As the  2013 Robert Wood Johnson Foundation County Health Rankings www.countyhealthrankings.org/app indicate, Wayne County ranks lowest on most health indicators, largely a reflection of the health status of Detroiters. While the methodology may be challenged, the fact is the health of our community is severely distressed, which reflects in health care costs, educational performance, and productivity. Wayne County ranks 81st and 82nd in Michigan for mortality and morbidity. After taking into account the health indicators, most social, economic, and physical environment indicators are well below national benchmarks.

Arguably, the first order of business in restoring the economic vitality of Detroit should be restoring the health of its population.

The Population Health Council, sponsored by the Detroit Wayne County Health Authority, works with stakeholders in all areas that impact the health of the community, as well as the well-being of specific vulnerable populations. While the heart of our work expands and supports traditional public health, we integrate other stakeholders to achieve a more comprehensive analysis and approach to health improvement.
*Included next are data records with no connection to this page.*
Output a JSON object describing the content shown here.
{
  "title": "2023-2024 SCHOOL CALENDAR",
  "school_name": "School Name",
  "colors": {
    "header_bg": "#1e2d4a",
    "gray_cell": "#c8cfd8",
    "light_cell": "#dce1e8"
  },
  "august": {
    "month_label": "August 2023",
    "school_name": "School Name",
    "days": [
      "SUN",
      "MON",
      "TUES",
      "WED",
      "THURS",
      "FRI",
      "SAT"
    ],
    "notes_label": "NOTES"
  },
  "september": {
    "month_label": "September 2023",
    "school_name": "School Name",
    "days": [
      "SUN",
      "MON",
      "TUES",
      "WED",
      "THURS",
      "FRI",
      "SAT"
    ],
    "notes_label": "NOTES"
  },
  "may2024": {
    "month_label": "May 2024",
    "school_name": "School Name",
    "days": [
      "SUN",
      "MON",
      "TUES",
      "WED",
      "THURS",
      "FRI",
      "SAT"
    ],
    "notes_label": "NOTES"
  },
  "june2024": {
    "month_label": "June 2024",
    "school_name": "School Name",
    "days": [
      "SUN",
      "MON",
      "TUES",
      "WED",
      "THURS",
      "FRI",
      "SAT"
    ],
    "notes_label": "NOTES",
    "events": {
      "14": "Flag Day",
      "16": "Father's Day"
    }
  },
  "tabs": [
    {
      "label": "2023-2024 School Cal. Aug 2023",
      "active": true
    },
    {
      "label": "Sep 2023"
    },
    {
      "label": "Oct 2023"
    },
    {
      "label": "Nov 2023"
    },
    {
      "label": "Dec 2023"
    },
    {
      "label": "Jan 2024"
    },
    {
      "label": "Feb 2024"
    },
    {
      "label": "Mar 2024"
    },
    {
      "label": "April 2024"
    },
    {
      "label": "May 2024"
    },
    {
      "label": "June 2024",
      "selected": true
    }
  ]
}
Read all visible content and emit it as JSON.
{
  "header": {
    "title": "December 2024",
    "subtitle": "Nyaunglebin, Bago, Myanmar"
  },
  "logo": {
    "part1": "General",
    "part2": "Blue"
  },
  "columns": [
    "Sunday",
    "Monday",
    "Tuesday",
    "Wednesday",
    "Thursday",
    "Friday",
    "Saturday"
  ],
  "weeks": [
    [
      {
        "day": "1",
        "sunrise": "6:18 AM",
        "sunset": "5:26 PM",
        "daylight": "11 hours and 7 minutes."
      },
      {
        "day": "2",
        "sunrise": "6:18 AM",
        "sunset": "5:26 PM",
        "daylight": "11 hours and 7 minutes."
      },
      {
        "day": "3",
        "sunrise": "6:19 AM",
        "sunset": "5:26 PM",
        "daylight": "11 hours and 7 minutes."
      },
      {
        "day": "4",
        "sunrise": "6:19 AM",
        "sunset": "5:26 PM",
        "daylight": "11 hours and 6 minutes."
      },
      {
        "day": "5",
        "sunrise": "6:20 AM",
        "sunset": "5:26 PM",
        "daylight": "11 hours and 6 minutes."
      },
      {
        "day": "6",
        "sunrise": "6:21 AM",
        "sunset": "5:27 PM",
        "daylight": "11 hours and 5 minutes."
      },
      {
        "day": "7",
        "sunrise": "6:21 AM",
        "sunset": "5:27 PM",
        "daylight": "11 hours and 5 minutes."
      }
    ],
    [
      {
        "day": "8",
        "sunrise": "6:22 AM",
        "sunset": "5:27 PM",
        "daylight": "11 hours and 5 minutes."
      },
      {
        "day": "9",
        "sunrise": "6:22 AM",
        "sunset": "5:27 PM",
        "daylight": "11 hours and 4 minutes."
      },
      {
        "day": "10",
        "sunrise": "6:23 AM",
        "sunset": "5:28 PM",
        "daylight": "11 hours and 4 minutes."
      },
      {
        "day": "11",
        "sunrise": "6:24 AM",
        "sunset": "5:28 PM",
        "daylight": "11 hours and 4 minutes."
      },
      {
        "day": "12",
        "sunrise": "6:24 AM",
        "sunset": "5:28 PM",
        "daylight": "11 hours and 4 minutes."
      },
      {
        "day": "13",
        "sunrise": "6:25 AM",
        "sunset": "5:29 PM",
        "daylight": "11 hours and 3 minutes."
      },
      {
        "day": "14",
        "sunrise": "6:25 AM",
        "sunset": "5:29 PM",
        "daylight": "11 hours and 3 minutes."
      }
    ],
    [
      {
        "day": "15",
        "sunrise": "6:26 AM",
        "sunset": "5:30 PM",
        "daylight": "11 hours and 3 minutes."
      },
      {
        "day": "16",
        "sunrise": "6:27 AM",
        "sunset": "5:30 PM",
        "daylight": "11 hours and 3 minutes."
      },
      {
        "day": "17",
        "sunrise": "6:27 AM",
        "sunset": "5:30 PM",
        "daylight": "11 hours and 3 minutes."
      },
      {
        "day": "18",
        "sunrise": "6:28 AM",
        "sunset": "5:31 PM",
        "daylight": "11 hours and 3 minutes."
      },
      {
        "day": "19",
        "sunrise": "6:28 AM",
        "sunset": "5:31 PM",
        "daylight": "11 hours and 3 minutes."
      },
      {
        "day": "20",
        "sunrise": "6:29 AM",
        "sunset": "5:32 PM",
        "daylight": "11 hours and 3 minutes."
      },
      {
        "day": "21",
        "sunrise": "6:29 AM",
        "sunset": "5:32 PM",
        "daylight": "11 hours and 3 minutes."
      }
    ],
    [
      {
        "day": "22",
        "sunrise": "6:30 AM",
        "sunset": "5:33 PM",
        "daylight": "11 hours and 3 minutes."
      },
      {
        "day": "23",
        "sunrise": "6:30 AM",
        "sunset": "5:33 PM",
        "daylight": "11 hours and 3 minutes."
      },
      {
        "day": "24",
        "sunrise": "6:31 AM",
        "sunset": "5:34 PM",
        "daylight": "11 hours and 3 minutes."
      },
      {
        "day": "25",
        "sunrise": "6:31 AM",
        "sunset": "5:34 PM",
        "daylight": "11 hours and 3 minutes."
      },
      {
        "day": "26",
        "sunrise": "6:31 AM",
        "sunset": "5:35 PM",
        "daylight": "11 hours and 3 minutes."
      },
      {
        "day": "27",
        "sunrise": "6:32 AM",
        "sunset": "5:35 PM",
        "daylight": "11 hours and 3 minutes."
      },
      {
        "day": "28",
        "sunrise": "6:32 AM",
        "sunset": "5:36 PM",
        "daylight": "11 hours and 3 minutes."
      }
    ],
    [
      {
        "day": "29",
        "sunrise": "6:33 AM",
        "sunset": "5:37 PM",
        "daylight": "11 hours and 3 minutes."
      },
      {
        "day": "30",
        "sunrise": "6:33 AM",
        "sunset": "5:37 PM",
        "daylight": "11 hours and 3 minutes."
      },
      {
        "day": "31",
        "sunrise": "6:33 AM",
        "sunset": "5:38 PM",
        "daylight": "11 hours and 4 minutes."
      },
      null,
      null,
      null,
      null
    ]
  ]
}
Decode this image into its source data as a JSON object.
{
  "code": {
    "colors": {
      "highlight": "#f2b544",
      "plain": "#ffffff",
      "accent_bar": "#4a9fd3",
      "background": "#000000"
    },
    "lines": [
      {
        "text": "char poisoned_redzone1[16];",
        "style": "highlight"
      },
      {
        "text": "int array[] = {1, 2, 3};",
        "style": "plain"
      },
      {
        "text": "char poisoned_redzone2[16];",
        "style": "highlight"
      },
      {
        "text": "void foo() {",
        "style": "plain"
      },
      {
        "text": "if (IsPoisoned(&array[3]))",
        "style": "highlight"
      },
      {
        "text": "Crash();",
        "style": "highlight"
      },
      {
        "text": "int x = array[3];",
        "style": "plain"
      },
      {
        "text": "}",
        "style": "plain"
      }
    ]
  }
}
We welcome the support of  public health representatives from Oakland and Macomb counties, representatives from the State of Michigan Department of Community Health, local health and environmental advocates, public safety, housing, economic, and academic scholars – all of whom share a commitment to Detroit, Wayne County, and the Southeast Michigan region. The health challenges of Detroiters, complex and serious as they are, can be reflected in other Michigan communities and the overall quality of life in our state.

The national “Place Matters” program articulates the notion that racial and ethnic health inequities result in higher rates of infant mortality, chronic and infectious diseases, disability, and premature mortality among many minority groups relative to national averages. The root cause, according to a growing body of research, is the place in which people live and work.

While we look at health disparities and the social determinants of health, our goal is improving the health of the entire population, not just achieving equity for disenfranchised groups who may live in less desirable areas.

The fate of Detroit Future City is linked to the future Southeast Michigan. The air, water, and soil are shared by all. Conditions like obesity, diabetes, and heart disease cross all demographics.

We need to apply a health lens to sharpen our economic vision. Simply put, a healthy citizen is a productive citizen.

Loretta Davis is president of the Institute for Population Health, Detroit, and former co-chair of the Population Health Council

 john a. powell is executive director of the Haas Center for Diversity and Inclusion at the University of California – Berkeley and co-chair of the Population Health Council